Problem statement: Could the entries below be reproduced exactly, with the images removed?

[Interface dataset entries]

-- Opening Marker --

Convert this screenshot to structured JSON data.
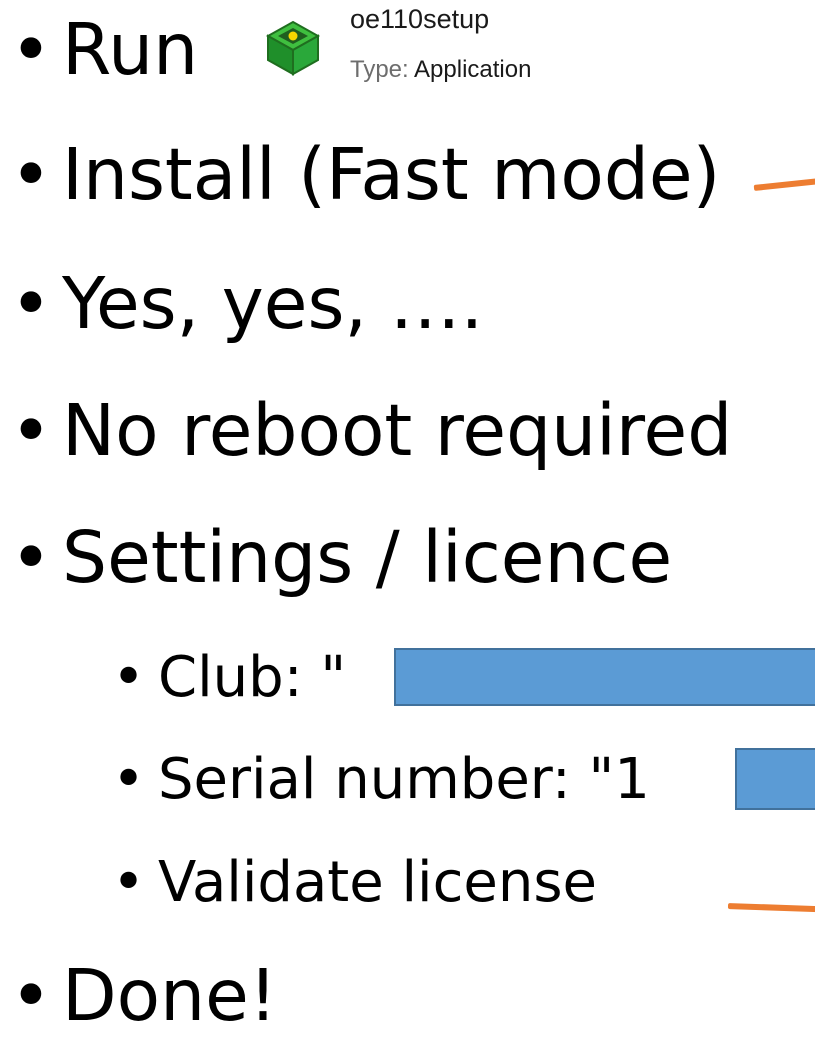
{
  "bullet_char": "•",
  "steps": {
    "run": "Run",
    "install": "Install (Fast mode)",
    "yes": "Yes, yes, ….",
    "no_reboot": "No reboot required",
    "settings": "Settings / licence",
    "done": "Done!"
  },
  "settings_items": {
    "club": "Club: \"",
    "serial": "Serial number: \"",
    "serial_peek": "1",
    "validate": "Validate license"
  },
  "file": {
    "name": "oe110setup",
    "type_label": "Type:",
    "type_value": "Application",
    "icon": "application-installer-icon"
  },
  "colors": {
    "redaction_fill": "#5b9bd5",
    "redaction_border": "#41719c",
    "connector": "#ed7d31"
  }
}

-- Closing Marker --

Your solution:
Convert this screenshot to structured JSON data.
{
  "bullet_char": "•",
  "steps": {
    "run": "Run",
    "install": "Install (Fast mode)",
    "yes": "Yes, yes, ….",
    "no_reboot": "No reboot required",
    "settings": "Settings / licence",
    "done": "Done!"
  },
  "settings_items": {
    "club": "Club: \"",
    "serial": "Serial number: \"",
    "serial_peek": "1",
    "validate": "Validate license"
  },
  "file": {
    "name": "oe110setup",
    "type_label": "Type:",
    "type_value": "Application",
    "icon": "application-installer-icon"
  },
  "colors": {
    "redaction_fill": "#5b9bd5",
    "redaction_border": "#41719c",
    "connector": "#ed7d31"
  }
}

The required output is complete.